- VIABLE Study
- The purpose of this study is to determine whether DCVAC added onto Standard of Care Chemotherapy can improve survival times in patients with metastatic castration-resistant prostate cancer. Click here for more information about this trial on clinicaltrials.gov. To visit the sponsor website, click here.
- ATLAS Study
- The purpose of this study is to determine if a JNJ-56021927 plus GnRH agonist results in an improvement of metastasis-free survival in participants receiving primary radiation therapy. This trial is for patients with high-risk, localized or locally-advanced prostate cancer. Click here for more information about this trial on clinicaltrials.gov.
- EMBARK Study
- The purpose of this study is to assess the safety and efficacy of enzalutamide (Xtandi) plus leuprolide (Lupron) in patients with nonmetastatic prostate cancer. Candidates for this study have nonmetastatic cancer that is progressing after a radical prostatectomy, radiotherapy, or both. Click here for more information about this trial on clinicaltrials.gov. Click here to visit the sponsor website.
- TRITON3 Trial
- The purpose of this trial is to determine the effectiveness of rucaparib (Rubraca) versus the physician’s choice of therapy in treating men with metastatic castration-resistant prostate cancer. Candidates for this study have metastatic castration-resistant prostate cancer as well as a BRCA1/2 or ATM gene mutation and have not been treated with chemotherapy at this stage. Click here for more information about this trial on clinicaltrials.gov.
- TACT Trial
- The purpose of this study is to obtain information on the safety and effectiveness of the TULSA-PRO system, which is designed to destroy prostate tissue under MRI guidance using ultrasound energy. Candidates for this study are men ages 45 to 80 who have been diagnosed with early-stage, low- or intermediate-risk prostate cancer. Click here for more information about this trial on clinicaltrials.gov. Click here to visit the sponsor website.

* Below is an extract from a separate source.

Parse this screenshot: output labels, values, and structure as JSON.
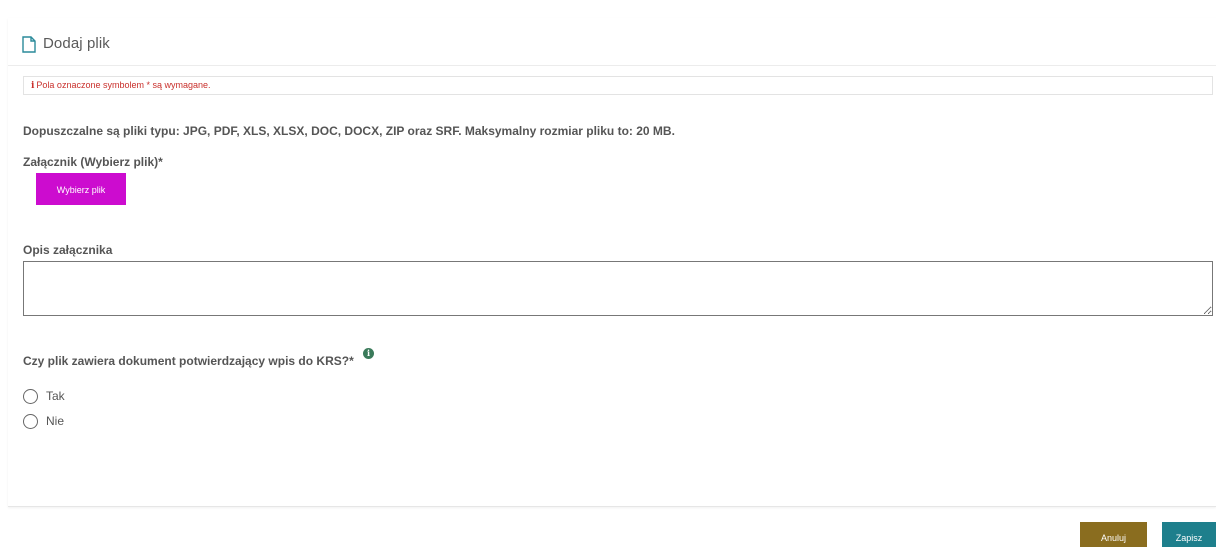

- ENACT Trial
- The primary purpose of this study is to compare the time to prostate cancer progression (pathological or therapeutic progression) between patients treated with enzalutamide versus patients undergoing active surveillance. Click here for more information about this trial on clinicaltrials.gov.
- Study of HPN424 in Patients With Advanced Prostate Cancer
- The purpose of this Phase 1 study of HPN424 as monotherapy is to assess the safety, tolerability and PK in patients with advanced prostate cancer refractory to androgen therapy. Click here for more information on the trial.
Clinical Trials Webinar
Are you considering a clinical trial? How safe are clinical trials? How do you know if your clinical trial is working? The webinar, hosted by ZERO in partnership with Us TOO and OncoGenex features Dr. Tomasz Beer, Deputy Director at the Oregon Health & Science University. Dr. Beer covers everything you need to know about clinical trials.